'''
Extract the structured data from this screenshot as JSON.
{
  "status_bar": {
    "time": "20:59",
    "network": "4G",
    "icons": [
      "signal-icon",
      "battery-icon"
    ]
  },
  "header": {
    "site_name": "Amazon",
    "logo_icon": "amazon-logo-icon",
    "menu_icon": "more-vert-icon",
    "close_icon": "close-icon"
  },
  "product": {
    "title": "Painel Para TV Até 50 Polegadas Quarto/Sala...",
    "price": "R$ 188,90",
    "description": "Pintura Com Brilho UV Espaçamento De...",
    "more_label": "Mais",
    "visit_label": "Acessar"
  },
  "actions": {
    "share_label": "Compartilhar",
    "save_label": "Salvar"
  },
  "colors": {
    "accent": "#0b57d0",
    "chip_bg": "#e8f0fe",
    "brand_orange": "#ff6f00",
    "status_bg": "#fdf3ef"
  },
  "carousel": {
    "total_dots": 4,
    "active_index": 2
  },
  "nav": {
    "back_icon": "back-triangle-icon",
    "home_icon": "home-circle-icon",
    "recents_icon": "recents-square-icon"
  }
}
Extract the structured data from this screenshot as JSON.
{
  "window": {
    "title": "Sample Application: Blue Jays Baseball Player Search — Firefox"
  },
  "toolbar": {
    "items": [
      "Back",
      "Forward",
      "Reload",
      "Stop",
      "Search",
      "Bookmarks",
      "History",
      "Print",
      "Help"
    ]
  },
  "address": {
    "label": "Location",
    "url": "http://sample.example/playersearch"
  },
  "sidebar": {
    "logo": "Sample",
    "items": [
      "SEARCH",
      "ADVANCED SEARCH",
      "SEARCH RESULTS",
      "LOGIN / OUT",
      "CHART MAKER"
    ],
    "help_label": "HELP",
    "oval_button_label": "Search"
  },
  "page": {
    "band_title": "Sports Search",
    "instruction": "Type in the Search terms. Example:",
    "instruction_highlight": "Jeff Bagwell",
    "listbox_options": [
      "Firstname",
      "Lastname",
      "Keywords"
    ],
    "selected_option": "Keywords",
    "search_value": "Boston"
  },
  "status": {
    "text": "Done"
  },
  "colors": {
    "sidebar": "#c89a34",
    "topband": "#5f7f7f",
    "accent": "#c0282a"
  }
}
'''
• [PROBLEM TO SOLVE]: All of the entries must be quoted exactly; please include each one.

• [TASK RESPONSE]:
Extract the structured data from this screenshot as JSON.
{
  "status_bar": {
    "time": "20:59",
    "network": "4G",
    "icons": [
      "signal-icon",
      "battery-icon"
    ]
  },
  "header": {
    "site_name": "Amazon",
    "logo_icon": "amazon-logo-icon",
    "menu_icon": "more-vert-icon",
    "close_icon": "close-icon"
  },
  "product": {
    "title": "Painel Para TV Até 50 Polegadas Quarto/Sala...",
    "price": "R$ 188,90",
    "description": "Pintura Com Brilho UV Espaçamento De...",
    "more_label": "Mais",
    "visit_label": "Acessar"
  },
  "actions": {
    "share_label": "Compartilhar",
    "save_label": "Salvar"
  },
  "colors": {
    "accent": "#0b57d0",
    "chip_bg": "#e8f0fe",
    "brand_orange": "#ff6f00",
    "status_bg": "#fdf3ef"
  },
  "carousel": {
    "total_dots": 4,
    "active_index": 2
  },
  "nav": {
    "back_icon": "back-triangle-icon",
    "home_icon": "home-circle-icon",
    "recents_icon": "recents-square-icon"
  }
}
Extract the structured data from this screenshot as JSON.
{
  "window": {
    "title": "Sample Application: Blue Jays Baseball Player Search — Firefox"
  },
  "toolbar": {
    "items": [
      "Back",
      "Forward",
      "Reload",
      "Stop",
      "Search",
      "Bookmarks",
      "History",
      "Print",
      "Help"
    ]
  },
  "address": {
    "label": "Location",
    "url": "http://sample.example/playersearch"
  },
  "sidebar": {
    "logo": "Sample",
    "items": [
      "SEARCH",
      "ADVANCED SEARCH",
      "SEARCH RESULTS",
      "LOGIN / OUT",
      "CHART MAKER"
    ],
    "help_label": "HELP",
    "oval_button_label": "Search"
  },
  "page": {
    "band_title": "Sports Search",
    "instruction": "Type in the Search terms. Example:",
    "instruction_highlight": "Jeff Bagwell",
    "listbox_options": [
      "Firstname",
      "Lastname",
      "Keywords"
    ],
    "selected_option": "Keywords",
    "search_value": "Boston"
  },
  "status": {
    "text": "Done"
  },
  "colors": {
    "sidebar": "#c89a34",
    "topband": "#5f7f7f",
    "accent": "#c0282a"
  }
}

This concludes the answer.